Task statement: Using the listing below, report how many lines contain the word "disabled" and give no other words.

Data shown:
□ □ □ □ □ □ □
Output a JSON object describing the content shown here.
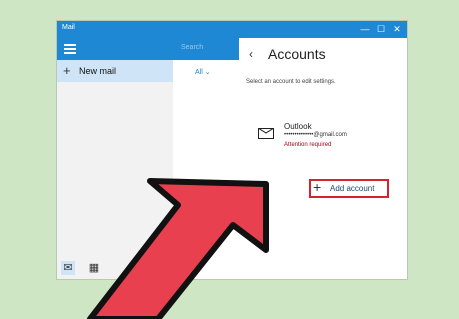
{
  "app": {
    "title": "Mail"
  },
  "window_controls": [
    "—",
    "☐",
    "✕"
  ],
  "nav": {
    "new_mail_label": "New mail",
    "new_mail_icon": "plus-icon"
  },
  "list": {
    "search_placeholder": "Search",
    "filter_label": "All ⌄"
  },
  "accounts": {
    "back": "‹",
    "title": "Accounts",
    "subtitle": "Select an account to edit settings.",
    "items": [
      {
        "name": "Outlook",
        "email": "••••••••••••••@gmail.com",
        "status": "Attention required"
      }
    ],
    "add_account_label": "Add account"
  },
  "bottom_icons": [
    "mail-icon",
    "calendar-icon",
    "smiley-icon",
    "gear-icon"
  ],
  "colors": {
    "accent": "#1e88d4",
    "highlight": "#d4232f",
    "arrow": "#e8404e",
    "background": "#cfe6c4"
  }
}
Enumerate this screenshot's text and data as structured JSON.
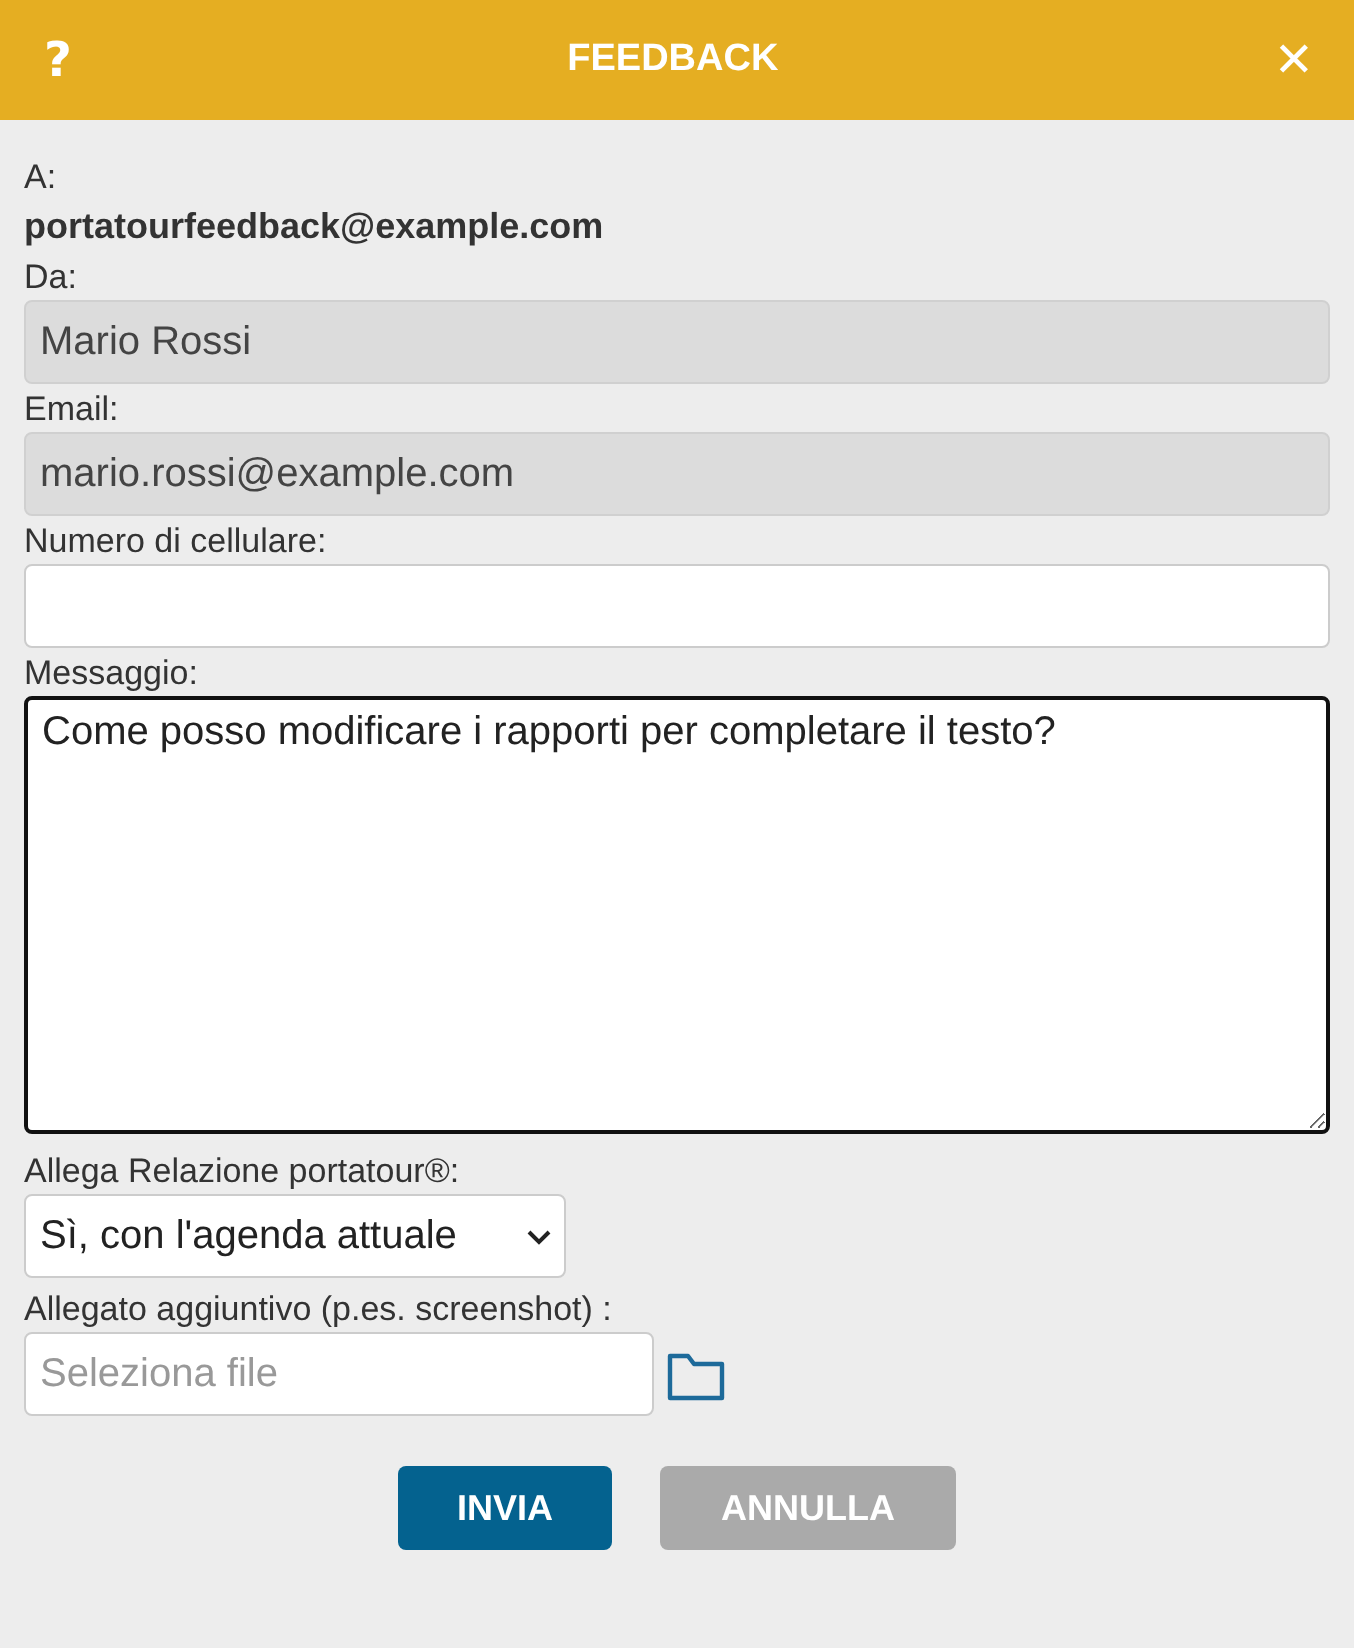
{
  "dialog": {
    "help_icon": "?",
    "title": "FEEDBACK",
    "close_icon": "✕"
  },
  "recipient": {
    "label": "A:",
    "address": "portatourfeedback@example.com"
  },
  "fields": [
    {
      "kind": "text",
      "label": "Da:",
      "value": "Mario Rossi",
      "disabled": true
    },
    {
      "kind": "text",
      "label": "Email:",
      "value": "mario.rossi@example.com",
      "disabled": true
    },
    {
      "kind": "text",
      "label": "Numero di cellulare:",
      "disabled": false
    },
    {
      "kind": "textarea",
      "label": "Messaggio:",
      "value": "Come posso modificare i rapporti per completare il testo?",
      "disabled": false,
      "focused": true
    },
    {
      "kind": "select",
      "label": "Allega Relazione portatour®:",
      "value": "Sì, con l'agenda attuale"
    },
    {
      "kind": "file",
      "label": "Allegato aggiuntivo (p.es. screenshot) :",
      "placeholder": "Seleziona file"
    }
  ],
  "buttons": [
    {
      "label": "INVIA",
      "kind": "primary"
    },
    {
      "label": "ANNULLA",
      "kind": "secondary"
    }
  ]
}
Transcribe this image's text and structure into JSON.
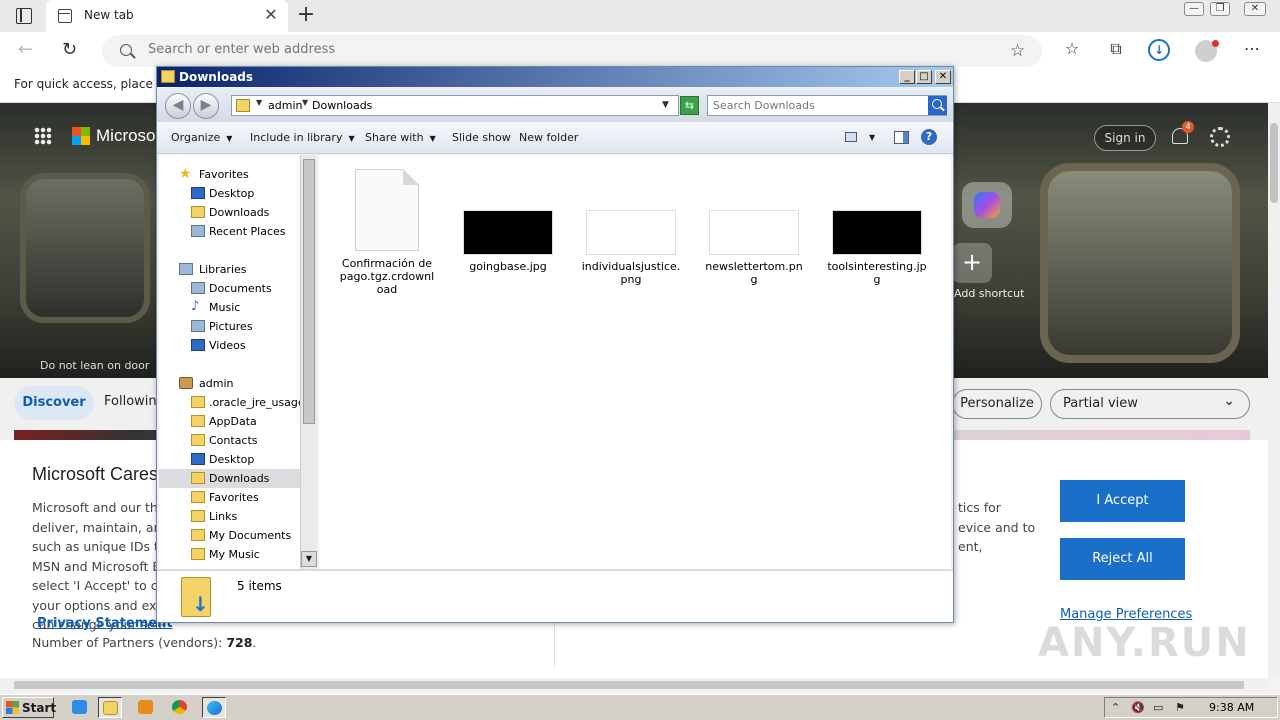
{
  "browser": {
    "tab_title": "New tab",
    "tab_close": "✕",
    "newtab": "+",
    "address_placeholder": "Search or enter web address",
    "quick_access_text": "For quick access, place your"
  },
  "ntp": {
    "brand": "Microsoft",
    "signin": "Sign in",
    "notifications_count": "4",
    "add_shortcut": "Add shortcut",
    "hero_caption": "Do not lean on door",
    "tabs": {
      "discover": "Discover",
      "following": "Following"
    },
    "personalize": "Personalize",
    "view_select": "Partial view"
  },
  "consent": {
    "title": "Microsoft Cares About Your Privacy",
    "lines": [
      "Microsoft and our third parties use cookies and similar technologies to deliver, maintain, and improve our services and ads.",
      "such as unique IDs to",
      "MSN and Microsoft E",
      "select 'I Accept' to co",
      "your options and exe",
      "can change your sele"
    ],
    "right_lines": [
      "tics for",
      "evice and to",
      "ent,"
    ],
    "privacy_link": "Privacy Statement",
    "partners_label": "Number of Partners (vendors):",
    "partners_count": "728",
    "accept": "I Accept",
    "reject": "Reject All",
    "manage": "Manage Preferences"
  },
  "watermark": "ANY.RUN",
  "explorer": {
    "title": "Downloads",
    "path": [
      "admin",
      "Downloads"
    ],
    "search_placeholder": "Search Downloads",
    "commands": [
      "Organize",
      "Include in library",
      "Share with",
      "Slide show",
      "New folder"
    ],
    "nav": [
      {
        "label": "Favorites"
      },
      {
        "label": "Desktop"
      },
      {
        "label": "Downloads"
      },
      {
        "label": "Recent Places"
      },
      {
        "label": "Libraries"
      },
      {
        "label": "Documents"
      },
      {
        "label": "Music"
      },
      {
        "label": "Pictures"
      },
      {
        "label": "Videos"
      },
      {
        "label": "admin"
      },
      {
        "label": ".oracle_jre_usage"
      },
      {
        "label": "AppData"
      },
      {
        "label": "Contacts"
      },
      {
        "label": "Desktop"
      },
      {
        "label": "Downloads"
      },
      {
        "label": "Favorites"
      },
      {
        "label": "Links"
      },
      {
        "label": "My Documents"
      },
      {
        "label": "My Music"
      }
    ],
    "files": [
      {
        "name": "Confirmación de pago.tgz.crdownload",
        "thumb": "document"
      },
      {
        "name": "goingbase.jpg",
        "thumb": "black",
        "color": "#000000"
      },
      {
        "name": "individualsjustice.png",
        "thumb": "white",
        "color": "#ffffff"
      },
      {
        "name": "newslettertom.png",
        "thumb": "white",
        "color": "#ffffff"
      },
      {
        "name": "toolsinteresting.jpg",
        "thumb": "black",
        "color": "#000000"
      }
    ],
    "item_count": "5 items"
  },
  "taskbar": {
    "start": "Start",
    "clock": "9:38 AM"
  },
  "colors": {
    "accent": "#1a6fc9",
    "explorer_title": "#0a246a"
  }
}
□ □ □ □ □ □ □
Solution to this exercise: 4